For many people, their teeth are completely separate from the rest of their body. They are functional, and at times beautiful, but they don't interfere with any other body part.
Well, this is something of a myth. There are big similarities, and this is something that has stretched back since the beginning of time even back to the dinosaur age).
Through today's post we will now take a look at some of the oral areas you need to keep one eye on if you are serious about staying on top of your overall health.
Your teeth can point to type 2 diabetes
If you have ever suffered with any form of gum disease, you'll know the importance of staying on top of it.
However, if this gum disease is showing no signs of getting any better, it could be a sign of early type 2 diabetes. This was found during a study several years ago, where initial links between gum disease and previously diagnosed type 2 diabetes were found. Scientists believe that the main reason for this is that those suffering from diabetes are more susceptible to infection.
They can point to vitamin deficiencies
If your mouth doesn't have enough vitamins, it's going to struggle more to fight off plaque and the other types of oral bacteria.
There are of course different vitamin deficiencies. If you are lacking vitamin D or A, the enamel on your teeth is likely to be affected. Then, in the case of vitamin B, this is something that is more likely to impact your gums
Your dentist might diagnose an eating disorder
Of course, any dentist worth their salt isn't going to diagnose an eating disorder immediately - but they can spot the initial signs. Whether or not they are at liberty to flag them is another matter, but the point we’re trying to make is that those first symptoms are shown in your mouth.
For example, let's hone in on bulimia. Some studies that the vast majority of patients struggling with this condition also show tooth erosion due to the bile acid which passes through their mouth so frequently.
There's a small connection with osteoporosis
Admittedly, the studies for this next connection are a little more limited, but there are still signs which suggest that tooth problems can be linked to osteoporosis.
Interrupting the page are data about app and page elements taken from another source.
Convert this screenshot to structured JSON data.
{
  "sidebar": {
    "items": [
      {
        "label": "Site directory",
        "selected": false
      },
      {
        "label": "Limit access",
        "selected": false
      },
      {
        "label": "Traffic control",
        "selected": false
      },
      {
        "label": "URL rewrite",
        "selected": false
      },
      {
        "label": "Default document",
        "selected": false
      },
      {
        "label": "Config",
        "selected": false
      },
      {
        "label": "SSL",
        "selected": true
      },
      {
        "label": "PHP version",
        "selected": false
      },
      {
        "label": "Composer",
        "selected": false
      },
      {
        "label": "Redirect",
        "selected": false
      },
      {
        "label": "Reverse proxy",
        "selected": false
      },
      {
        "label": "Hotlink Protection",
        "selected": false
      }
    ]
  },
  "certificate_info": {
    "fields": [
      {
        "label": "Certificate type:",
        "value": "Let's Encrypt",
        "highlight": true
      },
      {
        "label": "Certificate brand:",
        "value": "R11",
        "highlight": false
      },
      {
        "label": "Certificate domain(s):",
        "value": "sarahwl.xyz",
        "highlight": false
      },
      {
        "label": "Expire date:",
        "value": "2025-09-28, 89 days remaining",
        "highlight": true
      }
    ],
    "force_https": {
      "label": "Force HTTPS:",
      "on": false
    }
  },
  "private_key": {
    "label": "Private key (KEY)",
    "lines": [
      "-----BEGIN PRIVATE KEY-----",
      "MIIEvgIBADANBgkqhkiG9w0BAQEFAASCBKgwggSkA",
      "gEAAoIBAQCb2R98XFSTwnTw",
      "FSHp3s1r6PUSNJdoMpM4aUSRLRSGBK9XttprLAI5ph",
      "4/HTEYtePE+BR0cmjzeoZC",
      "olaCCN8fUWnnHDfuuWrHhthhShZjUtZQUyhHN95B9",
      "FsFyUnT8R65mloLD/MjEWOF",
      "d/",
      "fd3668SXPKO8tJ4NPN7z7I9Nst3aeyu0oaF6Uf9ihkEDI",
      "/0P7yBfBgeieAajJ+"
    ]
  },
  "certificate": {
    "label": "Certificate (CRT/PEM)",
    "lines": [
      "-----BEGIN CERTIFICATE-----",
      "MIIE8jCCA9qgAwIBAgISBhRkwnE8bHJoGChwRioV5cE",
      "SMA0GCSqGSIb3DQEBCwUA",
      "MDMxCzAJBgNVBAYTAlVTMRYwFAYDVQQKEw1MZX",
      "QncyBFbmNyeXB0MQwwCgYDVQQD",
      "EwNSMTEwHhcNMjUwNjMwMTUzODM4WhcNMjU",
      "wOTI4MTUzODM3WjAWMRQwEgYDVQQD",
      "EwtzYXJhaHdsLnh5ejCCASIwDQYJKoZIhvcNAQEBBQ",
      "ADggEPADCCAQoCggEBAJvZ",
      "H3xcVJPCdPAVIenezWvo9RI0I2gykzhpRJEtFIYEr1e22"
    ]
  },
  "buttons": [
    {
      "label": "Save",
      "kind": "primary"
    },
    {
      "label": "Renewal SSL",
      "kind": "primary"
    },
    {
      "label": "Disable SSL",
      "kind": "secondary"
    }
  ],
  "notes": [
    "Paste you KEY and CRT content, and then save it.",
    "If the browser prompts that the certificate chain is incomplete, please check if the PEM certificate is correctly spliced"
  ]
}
Considering the fact that osteoporosis is something which makes your bones less dense, it ultimately means that your teeth have less support. The result? Oral health problems.
The Alzheimer's risk
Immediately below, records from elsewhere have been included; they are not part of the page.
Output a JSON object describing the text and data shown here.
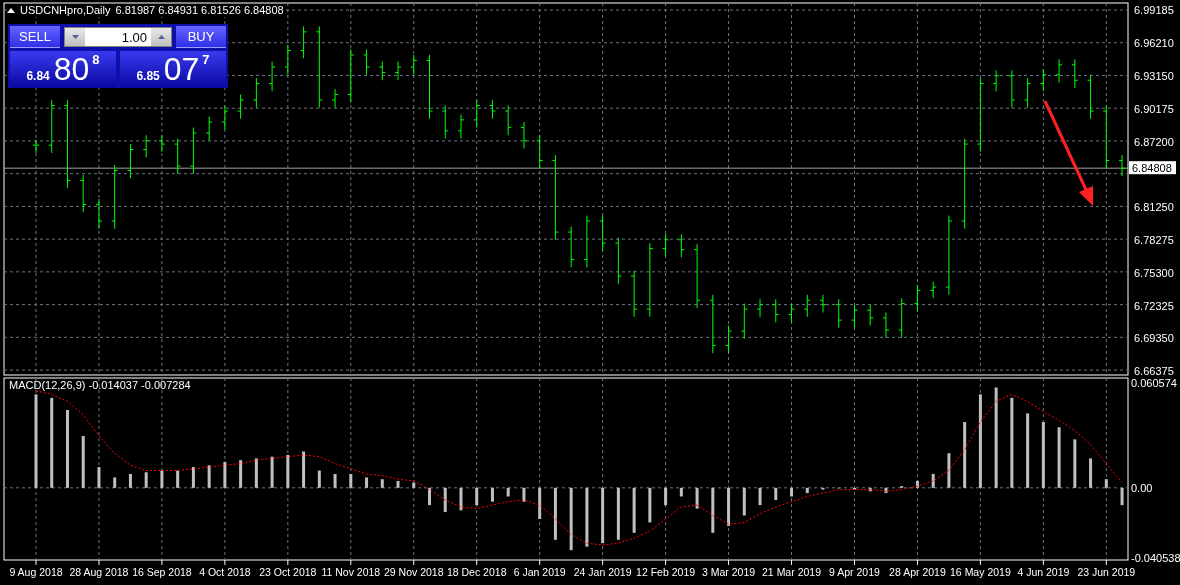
{
  "chart_header": {
    "symbol": "USDCNHpro,Daily",
    "quote": "6.81987 6.84931 6.81526 6.84808"
  },
  "trade_panel": {
    "sell_label": "SELL",
    "buy_label": "BUY",
    "lot": "1.00",
    "sell_price": {
      "prefix": "6.84",
      "pips": "80",
      "fraction": "8"
    },
    "buy_price": {
      "prefix": "6.85",
      "pips": "07",
      "fraction": "7"
    }
  },
  "price_chart": {
    "axis_labels": [
      "6.99185",
      "6.96210",
      "6.93150",
      "6.90175",
      "6.87200",
      "6.81250",
      "6.78275",
      "6.75300",
      "6.72325",
      "6.69350",
      "6.66375"
    ],
    "current_price_label": "6.84808"
  },
  "macd": {
    "label": "MACD(12,26,9) -0.014037 -0.007284",
    "chart_data": {
      "type": "bar",
      "grid": true,
      "ylim": [
        -0.040538,
        0.060574
      ],
      "yticks": [
        {
          "value": 0.060574,
          "label": "0.060574"
        },
        {
          "value": 0,
          "label": "0.00"
        },
        {
          "value": -0.040538,
          "label": "-0.040538"
        }
      ],
      "categories": [
        "9 Aug 2018",
        null,
        null,
        null,
        "28 Aug 2018",
        null,
        null,
        null,
        "16 Sep 2018",
        null,
        null,
        null,
        "4 Oct 2018",
        null,
        null,
        null,
        "23 Oct 2018",
        null,
        null,
        null,
        "11 Nov 2018",
        null,
        null,
        null,
        "29 Nov 2018",
        null,
        null,
        null,
        "18 Dec 2018",
        null,
        null,
        null,
        "6 Jan 2019",
        null,
        null,
        null,
        "24 Jan 2019",
        null,
        null,
        null,
        "12 Feb 2019",
        null,
        null,
        null,
        "3 Mar 2019",
        null,
        null,
        null,
        "21 Mar 2019",
        null,
        null,
        null,
        "9 Apr 2019",
        null,
        null,
        null,
        "28 Apr 2019",
        null,
        null,
        null,
        "16 May 2019",
        null,
        null,
        null,
        "4 Jun 2019",
        null,
        null,
        null,
        "23 Jun 2019",
        null
      ],
      "series": [
        {
          "color": "#c0c0c0",
          "values": [
            0.054,
            0.052,
            0.045,
            0.03,
            0.012,
            0.006,
            0.008,
            0.009,
            0.01,
            0.01,
            0.012,
            0.013,
            0.015,
            0.016,
            0.017,
            0.018,
            0.019,
            0.021,
            0.01,
            0.008,
            0.008,
            0.006,
            0.005,
            0.004,
            0.003,
            -0.01,
            -0.014,
            -0.013,
            -0.01,
            -0.008,
            -0.005,
            -0.008,
            -0.018,
            -0.03,
            -0.036,
            -0.034,
            -0.032,
            -0.03,
            -0.026,
            -0.02,
            -0.01,
            -0.005,
            -0.012,
            -0.026,
            -0.022,
            -0.016,
            -0.01,
            -0.007,
            -0.005,
            -0.003,
            -0.001,
            0,
            -0.001,
            -0.002,
            -0.003,
            0.001,
            0.004,
            0.008,
            0.02,
            0.038,
            0.054,
            0.058,
            0.052,
            0.043,
            0.038,
            0.035,
            0.028,
            0.017,
            0.005,
            -0.01
          ]
        },
        {
          "type": "line",
          "line_style": "dashed",
          "color": "#ff0000",
          "values": [
            0.056,
            0.054,
            0.05,
            0.042,
            0.03,
            0.02,
            0.013,
            0.01,
            0.01,
            0.01,
            0.011,
            0.012,
            0.013,
            0.014,
            0.016,
            0.017,
            0.018,
            0.019,
            0.018,
            0.014,
            0.011,
            0.008,
            0.007,
            0.005,
            0.004,
            -0.001,
            -0.007,
            -0.011,
            -0.012,
            -0.01,
            -0.008,
            -0.007,
            -0.01,
            -0.018,
            -0.027,
            -0.032,
            -0.033,
            -0.032,
            -0.029,
            -0.025,
            -0.018,
            -0.011,
            -0.01,
            -0.016,
            -0.021,
            -0.02,
            -0.015,
            -0.011,
            -0.008,
            -0.005,
            -0.003,
            -0.001,
            -0.001,
            -0.001,
            -0.002,
            -0.001,
            0.001,
            0.004,
            0.01,
            0.022,
            0.038,
            0.05,
            0.054,
            0.05,
            0.044,
            0.039,
            0.033,
            0.025,
            0.014,
            0.003
          ]
        }
      ]
    }
  }
}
There's no doubt that this is probably the most headline-grabbing connection of them all. Like some of the other conditions we have looked at, the evidence is still quite young, but already we are seeing some experts believe that people struggling with their oral hygiene are more at risk from Alzheimer's disease.
Of course, gum disease is highly unlikely to cause dementia. The opposite could be true though, and that link between Alzheimer's and oral health problems is something that should make a lot of people sit up and take notice.